Goal of the exercise
Check every line below for the word "Wingdings" and copy the ones that have it.

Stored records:
========================

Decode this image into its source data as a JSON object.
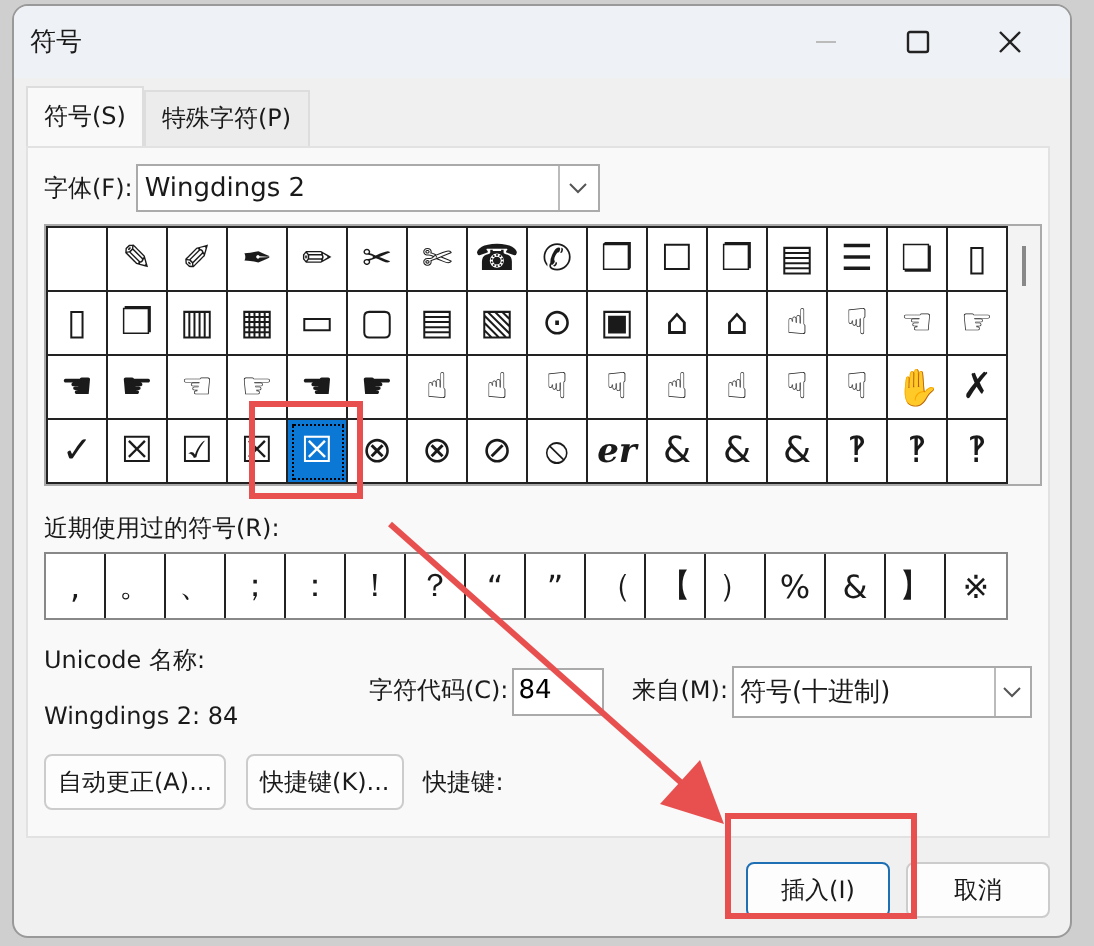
{
  "window": {
    "title": "符号"
  },
  "tabs": [
    {
      "label": "符号(S)",
      "selected": true
    },
    {
      "label": "特殊字符(P)",
      "selected": false
    }
  ],
  "font": {
    "label": "字体(F):",
    "value": "Wingdings 2"
  },
  "symbols": [
    [
      {
        "selected": false
      },
      {
        "glyph": "✎",
        "selected": false
      },
      {
        "glyph": "✐",
        "selected": false
      },
      {
        "glyph": "✒",
        "selected": false
      },
      {
        "glyph": "✏",
        "selected": false
      },
      {
        "glyph": "✂",
        "selected": false
      },
      {
        "glyph": "✄",
        "selected": false
      },
      {
        "glyph": "☎",
        "selected": false
      },
      {
        "glyph": "✆",
        "selected": false
      },
      {
        "glyph": "❒",
        "selected": false
      },
      {
        "glyph": "☐",
        "selected": false
      },
      {
        "glyph": "❐",
        "selected": false
      },
      {
        "glyph": "▤",
        "selected": false
      },
      {
        "glyph": "☰",
        "selected": false
      },
      {
        "glyph": "❏",
        "selected": false
      },
      {
        "glyph": "▯",
        "selected": false
      }
    ],
    [
      {
        "glyph": "▯",
        "selected": false
      },
      {
        "glyph": "❐",
        "selected": false
      },
      {
        "glyph": "▥",
        "selected": false
      },
      {
        "glyph": "▦",
        "selected": false
      },
      {
        "glyph": "▭",
        "selected": false
      },
      {
        "glyph": "▢",
        "selected": false
      },
      {
        "glyph": "▤",
        "selected": false
      },
      {
        "glyph": "▧",
        "selected": false
      },
      {
        "glyph": "⊙",
        "selected": false
      },
      {
        "glyph": "▣",
        "selected": false
      },
      {
        "glyph": "⌂",
        "selected": false
      },
      {
        "glyph": "⌂",
        "selected": false
      },
      {
        "glyph": "☝",
        "selected": false
      },
      {
        "glyph": "☟",
        "selected": false
      },
      {
        "glyph": "☜",
        "selected": false
      },
      {
        "glyph": "☞",
        "selected": false
      }
    ],
    [
      {
        "glyph": "☚",
        "selected": false
      },
      {
        "glyph": "☛",
        "selected": false
      },
      {
        "glyph": "☜",
        "selected": false
      },
      {
        "glyph": "☞",
        "selected": false
      },
      {
        "glyph": "☚",
        "selected": false
      },
      {
        "glyph": "☛",
        "selected": false
      },
      {
        "glyph": "☝",
        "selected": false
      },
      {
        "glyph": "☝",
        "selected": false
      },
      {
        "glyph": "☟",
        "selected": false
      },
      {
        "glyph": "☟",
        "selected": false
      },
      {
        "glyph": "☝",
        "selected": false
      },
      {
        "glyph": "☝",
        "selected": false
      },
      {
        "glyph": "☟",
        "selected": false
      },
      {
        "glyph": "☟",
        "selected": false
      },
      {
        "glyph": "✋",
        "selected": false
      },
      {
        "glyph": "✗",
        "selected": false
      }
    ],
    [
      {
        "glyph": "✓",
        "selected": false
      },
      {
        "glyph": "☒",
        "selected": false
      },
      {
        "glyph": "☑",
        "selected": false
      },
      {
        "glyph": "☒",
        "selected": false
      },
      {
        "glyph": "☒",
        "selected": true
      },
      {
        "glyph": "⊗",
        "selected": false
      },
      {
        "glyph": "⊗",
        "selected": false
      },
      {
        "glyph": "⊘",
        "selected": false
      },
      {
        "glyph": "⦸",
        "selected": false
      },
      {
        "glyph": "er",
        "selected": false
      },
      {
        "glyph": "&",
        "selected": false
      },
      {
        "glyph": "&",
        "selected": false
      },
      {
        "glyph": "&",
        "selected": false
      },
      {
        "glyph": "‽",
        "selected": false
      },
      {
        "glyph": "‽",
        "selected": false
      },
      {
        "glyph": "‽",
        "selected": false
      }
    ]
  ],
  "recent": {
    "label": "近期使用过的符号(R):",
    "symbols": [
      ",",
      "。",
      "、",
      "；",
      "：",
      "！",
      "？",
      "“",
      "”",
      "（",
      "【",
      "）",
      "%",
      "&",
      "】",
      "※"
    ]
  },
  "unicode_name": {
    "label": "Unicode 名称:",
    "value": "Wingdings 2: 84"
  },
  "char_code": {
    "label": "字符代码(C):",
    "value": "84"
  },
  "from": {
    "label": "来自(M):",
    "value": "符号(十进制)"
  },
  "buttons": [
    "自动更正(A)...",
    "快捷键(K)..."
  ],
  "shortcut_label": "快捷键:",
  "footer_buttons": [
    {
      "label": "插入(I)",
      "default": true
    },
    {
      "label": "取消",
      "default": false
    }
  ]
}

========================

Expected output
    "value": "Wingdings 2"
    "value": "Wingdings 2: 84"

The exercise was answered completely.